TASK OBJECTIVE
Count the lines in the entries that contain "pixeldrain". Say the number and nothing more.
-----
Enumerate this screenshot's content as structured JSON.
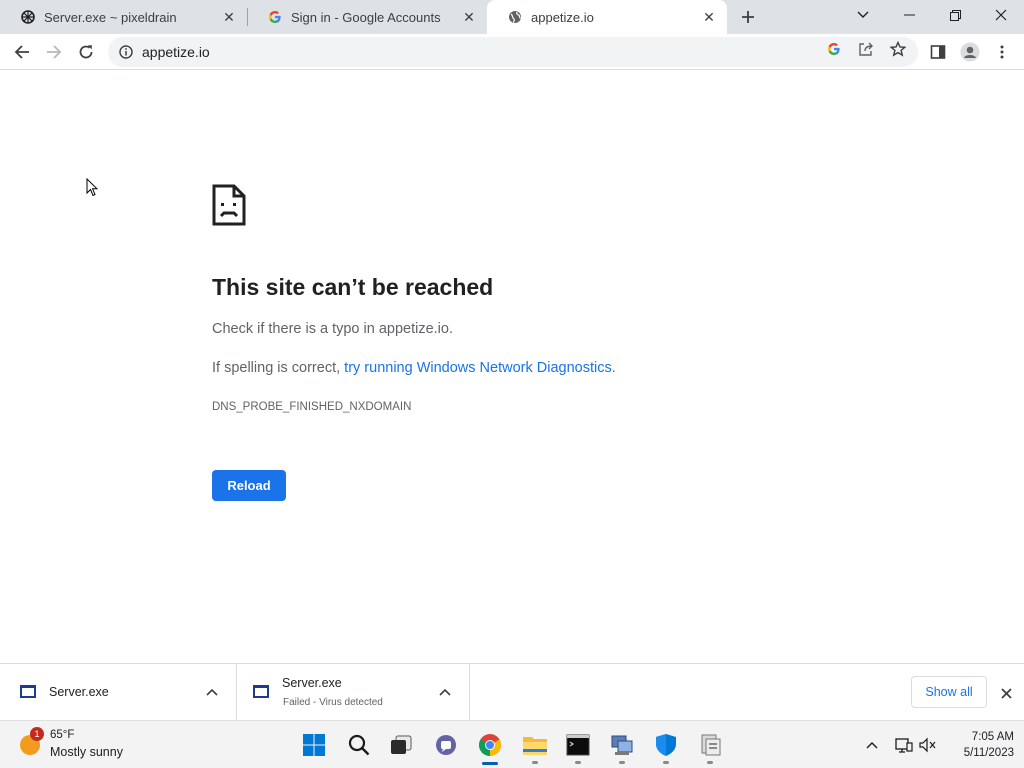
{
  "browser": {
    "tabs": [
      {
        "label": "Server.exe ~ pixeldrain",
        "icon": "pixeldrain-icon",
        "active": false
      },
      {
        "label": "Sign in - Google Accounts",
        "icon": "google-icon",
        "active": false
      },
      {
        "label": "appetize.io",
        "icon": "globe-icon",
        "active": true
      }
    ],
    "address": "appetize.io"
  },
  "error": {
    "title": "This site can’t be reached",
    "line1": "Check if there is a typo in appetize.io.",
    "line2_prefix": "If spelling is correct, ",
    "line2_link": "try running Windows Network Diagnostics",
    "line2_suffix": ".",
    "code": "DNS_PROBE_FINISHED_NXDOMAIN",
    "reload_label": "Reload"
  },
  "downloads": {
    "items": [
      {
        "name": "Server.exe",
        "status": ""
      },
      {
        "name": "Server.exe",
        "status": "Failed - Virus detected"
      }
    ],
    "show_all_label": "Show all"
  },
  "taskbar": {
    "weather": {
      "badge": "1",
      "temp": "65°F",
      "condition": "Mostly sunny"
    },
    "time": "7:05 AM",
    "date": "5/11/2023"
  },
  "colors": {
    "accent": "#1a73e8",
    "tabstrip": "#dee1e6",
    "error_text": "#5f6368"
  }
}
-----
RESPONSE TO THIS EXERCISE
2